Hopefully karma will repay me for this post.  I always visit so many blogs for general perusal but mostly for fixing issues I’m running into at the time.  Maybe I can save some poor soul out there some time and energy looking through Googled-Results-Land.  First of all…I’m really digging Powershell.  Since reading details of what was to come in SQL Server 2008 I was intrigued.  Then when I started wading through it and creating scripts, I dig it even more.  As with everything though I ran into some bumps in the road.

I was setting up some Powershell scripts to run through the SQL Server Agent for the first time ever.  I tested them, and tweaked them, and tested some more.  Hooray I’m done, let’s really quickly schedule this bad boy to run through the Agent….what tha?  I first tried to use the Powershell subsystem since it was the cool new toy in SQL Server 2008.  Well I get the error:  This host does not support transcription.  Ok…appears to be a bug as far as I can tell so I move on and try issuing the command to run the script via cmdexe.  I got to thinking that would be better anyway so it would pull in changes to the script and I only have to update the script file and not remember to update the syntax in the job step (I’ve been bitten by that one before).  Ok so moving on, still can’t get it to work right that way either.  Ok so what next, hmm, what is this tee-object thing?  That’ll work and even better so as it will pull in files to be deleted without the whatif…fantastic!  Doing my testing and it’s working great after I figure out the syntax of the tee-object -variable does not use the $ like you’d think it would.  Ok fabulous, lets add multiple instances into the mix…wait…oh no don’t tell me.  It seems tee-object at this time does not have -append ability.  Dangit!  Ok after going to vote to add this into next version of Powershell (I’m using 1.0 by the way)  I have to think again.  How am I going to do the logging for this script looping through multiple instances through the Agent *banging head on desk*?  Ok out-file does have ability to append.  Then the skies part, the sun shines through, and the angels sing 🙂  Below is what I had to do to get logging to work with a script that is scheduled with the SQL Server agent:

$now = Get-Date
$logfile = “c:\logdirectory\LogName-” + $now.ToString(“MMddyyy”) + “.log”

Stuff doing | tee-object -var temp | other stuff doing (ie. remove-item)
$temp | out-file -filepath $logfile
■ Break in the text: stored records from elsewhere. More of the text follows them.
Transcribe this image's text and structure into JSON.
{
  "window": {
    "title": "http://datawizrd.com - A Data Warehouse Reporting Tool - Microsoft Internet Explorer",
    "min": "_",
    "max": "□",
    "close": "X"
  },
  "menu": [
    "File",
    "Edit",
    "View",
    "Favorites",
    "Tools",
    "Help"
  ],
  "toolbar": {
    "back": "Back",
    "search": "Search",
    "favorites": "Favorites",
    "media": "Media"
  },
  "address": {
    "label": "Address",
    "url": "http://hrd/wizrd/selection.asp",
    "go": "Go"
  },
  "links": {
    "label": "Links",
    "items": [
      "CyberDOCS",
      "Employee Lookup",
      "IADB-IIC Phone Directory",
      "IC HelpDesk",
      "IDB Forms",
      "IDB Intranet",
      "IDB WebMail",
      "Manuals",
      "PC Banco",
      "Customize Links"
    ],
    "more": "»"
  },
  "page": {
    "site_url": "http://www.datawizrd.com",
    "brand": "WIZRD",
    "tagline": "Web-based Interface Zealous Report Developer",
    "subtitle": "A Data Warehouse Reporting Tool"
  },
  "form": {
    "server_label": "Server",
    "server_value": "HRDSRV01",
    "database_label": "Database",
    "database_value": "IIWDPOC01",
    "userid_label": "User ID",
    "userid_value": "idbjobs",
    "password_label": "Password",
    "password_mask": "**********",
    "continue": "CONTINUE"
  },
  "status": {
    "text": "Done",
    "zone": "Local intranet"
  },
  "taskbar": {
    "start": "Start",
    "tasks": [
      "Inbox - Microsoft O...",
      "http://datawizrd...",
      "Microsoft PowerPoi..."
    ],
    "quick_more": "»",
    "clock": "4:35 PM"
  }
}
Then on the next iteration and any subsequent ones you’ll have to add the -append to your out-file operation.  I also included my way to add a timestamp to the log as well as that took me some digging into as well.  Double karma brownie points perhaps?